[Data records for software interfaces]

*** Begin section ***

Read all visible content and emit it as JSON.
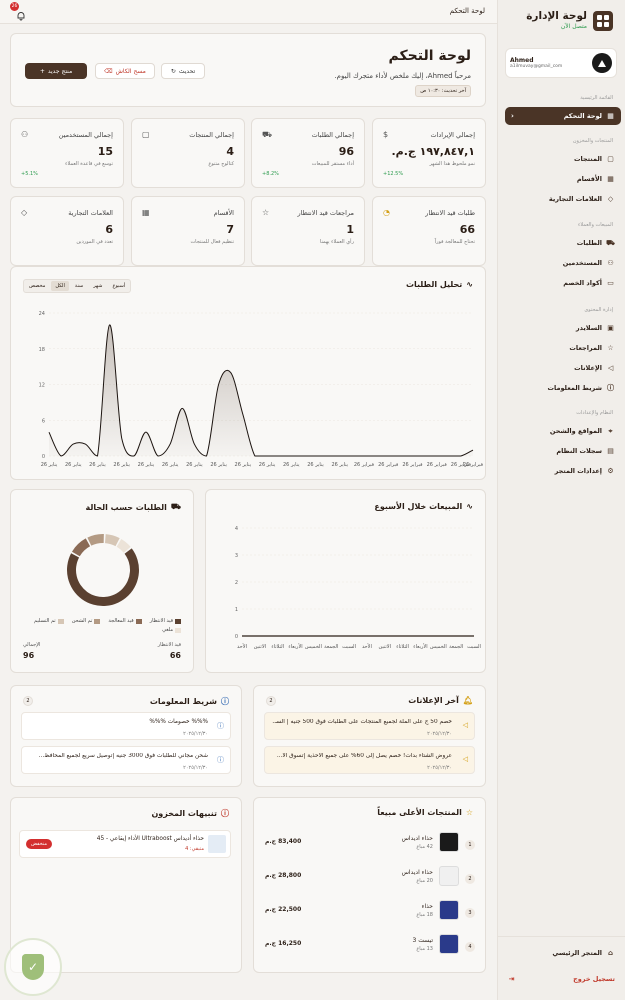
{
  "sidebar": {
    "title": "لوحة الإدارة",
    "online": "متصل الآن",
    "user": {
      "name": "Ahmed",
      "email": "a1ilmuvay@gmail_com"
    },
    "main_section": "القائمة الرئيسية",
    "active_item": "لوحة التحكم",
    "sections": [
      {
        "title": "المنتجات والمخزون",
        "items": [
          "المنتجات",
          "الأقسام",
          "العلامات التجارية"
        ]
      },
      {
        "title": "المبيعات والعملاء",
        "items": [
          "الطلبات",
          "المستخدمين",
          "أكواد الخصم"
        ]
      },
      {
        "title": "إدارة المحتوى",
        "items": [
          "السلايدر",
          "المراجعات",
          "الإعلانات",
          "شريط المعلومات"
        ]
      },
      {
        "title": "النظام والإعدادات",
        "items": [
          "المواقع والشحن",
          "سجلات النظام",
          "إعدادات المتجر"
        ]
      }
    ],
    "footer": {
      "store": "المتجر الرئيسي",
      "logout": "تسجيل خروج"
    }
  },
  "topbar": {
    "title": "لوحة التحكم",
    "notifications": "26"
  },
  "header": {
    "title": "لوحة التحكم",
    "subtitle": "مرحباً Ahmed، إليك ملخص لأداء متجرك اليوم.",
    "updated": "آخر تحديث: ١٠:٣٠ ص",
    "refresh": "تحديث",
    "clear_cache": "مسح الكاش",
    "new_product": "منتج جديد"
  },
  "stats": [
    {
      "label": "إجمالي الإيرادات",
      "value": "١٩٧,٨٤٧,١ ج.م.",
      "note": "نمو ملحوظ هذا الشهر",
      "trend": "12.5%+",
      "icon": "dollar-icon"
    },
    {
      "label": "إجمالي الطلبات",
      "value": "96",
      "note": "أداء مستقر للمبيعات",
      "trend": "8.2%+",
      "icon": "cart-icon"
    },
    {
      "label": "إجمالي المنتجات",
      "value": "4",
      "note": "كتالوج متنوع",
      "trend": "",
      "icon": "box-icon"
    },
    {
      "label": "إجمالي المستخدمين",
      "value": "15",
      "note": "توسع في قاعدة العملاء",
      "trend": "5.1%+",
      "icon": "users-icon"
    },
    {
      "label": "طلبات قيد الانتظار",
      "value": "66",
      "note": "تحتاج للمعالجة فوراً",
      "trend": "",
      "icon": "clock-icon"
    },
    {
      "label": "مراجعات قيد الانتظار",
      "value": "1",
      "note": "رأي العملاء يهمنا",
      "trend": "",
      "icon": "star-icon"
    },
    {
      "label": "الأقسام",
      "value": "7",
      "note": "تنظيم فعال للمنتجات",
      "trend": "",
      "icon": "grid-icon"
    },
    {
      "label": "العلامات التجارية",
      "value": "6",
      "note": "تعدد في الموردين",
      "trend": "",
      "icon": "tag-icon"
    }
  ],
  "orders_chart": {
    "title": "تحليل الطلبات",
    "tabs": [
      "أسبوع",
      "شهر",
      "سنة",
      "الكل",
      "مخصص"
    ],
    "selected_tab": "الكل"
  },
  "weekly_chart": {
    "title": "المبيعات خلال الأسبوع"
  },
  "status_chart": {
    "title": "الطلبات حسب الحالة",
    "legend": [
      "قيد الانتظار",
      "قيد المعالجة",
      "تم الشحن",
      "تم التسليم",
      "ملغي"
    ],
    "footer": [
      {
        "label": "الإجمالي",
        "value": "96"
      },
      {
        "label": "قيد الانتظار",
        "value": "66"
      }
    ]
  },
  "chart_data": [
    {
      "type": "area",
      "title": "تحليل الطلبات",
      "x": [
        "يناير 26",
        "يناير 26",
        "يناير 26",
        "يناير 26",
        "يناير 26",
        "يناير 26",
        "يناير 26",
        "يناير 26",
        "يناير 26",
        "يناير 26",
        "يناير 26",
        "يناير 26",
        "يناير 26",
        "يناير 26",
        "يناير 26",
        "يناير 26",
        "يناير 26",
        "يناير 26",
        "يناير 26",
        "يناير 26",
        "يناير 26",
        "يناير 26",
        "يناير 26",
        "يناير 26",
        "يناير 26",
        "فبراير 26",
        "فبراير 26",
        "فبراير 26",
        "فبراير 26",
        "فبراير 26",
        "فبراير 26",
        "فبراير 26",
        "فبراير 26",
        "فبراير 26",
        "فبراير 26",
        "فبراير 26"
      ],
      "values": [
        4,
        0,
        2,
        2,
        0,
        22,
        3,
        0,
        4,
        0,
        2,
        8,
        2,
        0,
        12,
        14,
        7,
        0,
        0,
        0,
        0,
        0,
        0,
        0,
        0,
        0,
        0,
        0,
        0,
        0,
        0,
        0,
        0,
        0,
        0,
        1
      ],
      "yticks": [
        0,
        6,
        12,
        18,
        24
      ],
      "ylim": [
        0,
        24
      ],
      "grid": true
    },
    {
      "type": "line",
      "title": "المبيعات خلال الأسبوع",
      "categories": [
        "الأحد",
        "الاثنين",
        "الثلاثاء",
        "الأربعاء",
        "الخميس",
        "الجمعة",
        "السبت",
        "الأحد",
        "الاثنين",
        "الثلاثاء",
        "الأربعاء",
        "الخميس",
        "الجمعة",
        "السبت"
      ],
      "values": [
        0,
        0,
        0,
        0,
        0,
        0,
        0,
        0,
        0,
        0,
        0,
        0,
        0,
        0
      ],
      "yticks": [
        0,
        1,
        2,
        3,
        4
      ],
      "ylim": [
        0,
        4
      ],
      "grid": true
    },
    {
      "type": "pie",
      "title": "الطلبات حسب الحالة",
      "labels": [
        "قيد الانتظار",
        "قيد المعالجة",
        "تم الشحن",
        "تم التسليم",
        "ملغي"
      ],
      "values": [
        66,
        9,
        8,
        7,
        6
      ],
      "colors": [
        "#5a4030",
        "#8a6a55",
        "#b39a83",
        "#d6c6b5",
        "#ece3d8"
      ]
    }
  ],
  "info_bar": {
    "title": "شريط المعلومات",
    "count": "2",
    "items": [
      {
        "text": "%%% خصومات %%%",
        "date": "٢٠٢٥/١٢/٣٠"
      },
      {
        "text": "شحن مجاني للطلبات فوق 3000 جنيه |توصيل سريع لجميع المحافظ...",
        "date": "٢٠٢٥/١٢/٣٠"
      }
    ]
  },
  "ads": {
    "title": "آخر الإعلانات",
    "count": "2",
    "items": [
      {
        "text": "خصم 50 ج على الملة لجميع المنتجات على الطلبات فوق 500 جنيه | السـ...",
        "date": "٢٠٢٥/١٢/٣٠"
      },
      {
        "text": "عروض الشتاء بدأت! خصم يصل إلى 60% على جميع الأحذية |تسوق الآ...",
        "date": "٢٠٢٥/١٢/٣٠"
      }
    ]
  },
  "stock_alerts": {
    "title": "تنبيهات المخزون",
    "items": [
      {
        "name": "حذاء أديداس Ultraboost الأداء إيقاعي - 45",
        "stock": "متبقي: 4",
        "status": "منخفض"
      }
    ]
  },
  "top_products": {
    "title": "المنتجات الأعلى مبيعاً",
    "items": [
      {
        "rank": "1",
        "name": "حذاء اديداس",
        "sold": "42 مباع",
        "price": "83,400 ج.م"
      },
      {
        "rank": "2",
        "name": "حذاء اديداس",
        "sold": "20 مباع",
        "price": "28,800 ج.م"
      },
      {
        "rank": "3",
        "name": "حذاء",
        "sold": "18 مباع",
        "price": "22,500 ج.م"
      },
      {
        "rank": "4",
        "name": "تيست 3",
        "sold": "13 مباع",
        "price": "16,250 ج.م"
      }
    ]
  },
  "colors": {
    "accent": "#4a3426",
    "background": "#f4f2ef",
    "success": "#2e9b4f",
    "danger": "#d32f2f"
  }
}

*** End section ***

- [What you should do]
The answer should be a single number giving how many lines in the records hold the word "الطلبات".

- [Response below]
7